Now let us come back to the subject of meditative energy. It is often observed that, in a silent retreat or after a long period of silence, there is more energy for awareness. This is one reason for offering silent retreats. Brain specialists say that this state of awareness, though we feel it to be effortless, requires a great deal of mental energy, because almost every center of the brain is active and synchronized with all other centers to create this remarkable state. We cut back on energy-consuming activities, like talking and reacting to other people, watching all kinds of media, dealing with our endless daily concerns, and so there is more energy available to be fully aware in the present moment. This may explain why solitary silent meditation and, even more, spending several days in a silent group retreat, may allow energy to gather and lead to deeper awareness. Usually, we have not been taught in childhood how to be fully aware, quite on the contrary, we are drilled to follow stereotyped, socially accepted routines, but fortunately our bodies can learn, even when we get older, especially during periods of intense meditation. It might be a very slow process. Nonetheless, we have our whole lifetime to learn. This learning process, though not directly observable, happens at every moment of awareness. It means that this highly integrated state of awareness becomes better established and channeled in the nervous system itself. Will power and effort are not needed. They can only disturb the process. This amazing body-mind adapts to it on its own. Once the body has got used to entering more easily into states of awareness and presence, this state will appear more often in one's daily life, at home and at work. Especially in critical and challenging moments of our life, when energy and awareness are really needed, the body provides an amazing energy. The miracle is that, if a channel is established, the energy of fear or anger may transform into awareness. Even, if this happens only once in a while, it means a change in our whole life. Situations in which we create misery, pain and discomfort for ourselves and others come more and more into awareness, and the unhealthy programming is interrupted. There is no need to complain, that such moments happen only rarely, and that energy usually dissipates rapidly during our daily activities, without leading to awareness. Our complaints and unhappiness come mainly from the expectation we have, that we should reach some steady and permanent state of awareness, and that it should stay the same in all our life circumstances. But we are ever changing. Every life situation has its own energy, from weak to astonishingly powerful. If we simply observe with amazement all the rapid changes and different states we are in, our conflicts fade away. Every moment and every level of energy and clarity is fine, as long as we do not wish it to be different. If we do not fight against the factual and also refrain from trying to escape, we are already avoiding many of the energy-robbing processes of the ego-network that separate us from awareness and presence.

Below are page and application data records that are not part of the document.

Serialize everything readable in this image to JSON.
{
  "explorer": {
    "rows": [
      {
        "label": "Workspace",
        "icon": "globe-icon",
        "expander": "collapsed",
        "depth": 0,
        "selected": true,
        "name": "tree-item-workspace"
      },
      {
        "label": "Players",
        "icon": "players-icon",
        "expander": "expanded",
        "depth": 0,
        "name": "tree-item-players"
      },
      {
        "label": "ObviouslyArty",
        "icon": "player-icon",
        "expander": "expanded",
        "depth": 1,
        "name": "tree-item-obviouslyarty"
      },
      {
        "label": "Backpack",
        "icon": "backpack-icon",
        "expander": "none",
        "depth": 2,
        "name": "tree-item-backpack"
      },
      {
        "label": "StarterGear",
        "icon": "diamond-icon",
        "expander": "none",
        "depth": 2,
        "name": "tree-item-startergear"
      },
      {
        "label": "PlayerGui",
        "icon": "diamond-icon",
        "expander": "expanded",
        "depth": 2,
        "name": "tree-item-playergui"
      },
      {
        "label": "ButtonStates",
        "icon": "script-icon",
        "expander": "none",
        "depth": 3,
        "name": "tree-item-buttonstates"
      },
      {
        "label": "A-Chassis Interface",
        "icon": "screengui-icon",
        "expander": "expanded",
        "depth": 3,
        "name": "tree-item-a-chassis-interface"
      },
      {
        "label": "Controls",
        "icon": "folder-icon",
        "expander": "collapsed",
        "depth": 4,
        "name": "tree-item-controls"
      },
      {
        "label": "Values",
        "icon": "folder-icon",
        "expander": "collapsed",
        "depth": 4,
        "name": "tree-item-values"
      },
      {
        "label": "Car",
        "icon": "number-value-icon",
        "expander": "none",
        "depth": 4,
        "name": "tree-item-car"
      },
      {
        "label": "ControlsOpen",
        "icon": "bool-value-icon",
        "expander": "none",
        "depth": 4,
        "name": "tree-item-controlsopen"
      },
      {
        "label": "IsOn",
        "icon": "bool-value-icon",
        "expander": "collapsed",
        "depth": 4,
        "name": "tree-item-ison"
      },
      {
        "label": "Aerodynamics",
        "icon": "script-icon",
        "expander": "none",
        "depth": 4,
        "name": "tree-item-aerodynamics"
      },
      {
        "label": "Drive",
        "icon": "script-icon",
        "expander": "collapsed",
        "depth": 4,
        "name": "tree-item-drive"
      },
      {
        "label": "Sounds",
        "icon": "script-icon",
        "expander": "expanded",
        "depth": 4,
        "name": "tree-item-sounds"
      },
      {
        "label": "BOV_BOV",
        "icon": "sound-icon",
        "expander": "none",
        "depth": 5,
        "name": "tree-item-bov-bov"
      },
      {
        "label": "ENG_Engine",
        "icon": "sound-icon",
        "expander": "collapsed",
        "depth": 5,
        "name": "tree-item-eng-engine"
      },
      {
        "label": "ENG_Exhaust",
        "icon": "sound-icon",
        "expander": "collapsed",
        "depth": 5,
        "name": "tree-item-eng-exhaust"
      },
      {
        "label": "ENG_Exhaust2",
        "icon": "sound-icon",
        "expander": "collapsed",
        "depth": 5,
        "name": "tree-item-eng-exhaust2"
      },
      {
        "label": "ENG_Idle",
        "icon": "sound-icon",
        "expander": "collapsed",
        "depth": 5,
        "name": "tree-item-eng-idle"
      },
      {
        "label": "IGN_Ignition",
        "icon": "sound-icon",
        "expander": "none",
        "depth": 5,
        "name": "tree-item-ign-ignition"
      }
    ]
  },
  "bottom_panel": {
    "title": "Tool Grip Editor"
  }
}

Epilogue

In this little tour of our daily life, your understanding of what meditation and awareness means may have shifted. The purpose of this text is just to arouse your interest in watching and observing the present moment wherever you are and regardless of the situation you find yourself in. Every moment of awareness means learning and understanding better how you and all human beings function. Through learning and exploration, your interest will grow. And if you look back, years later, you may well wonder at the changes in your life, changes you had never expected to see or even wanted to bring about.


Acknowledgement

I wish to thank Jacek Dobrowolski for his support to improve this text.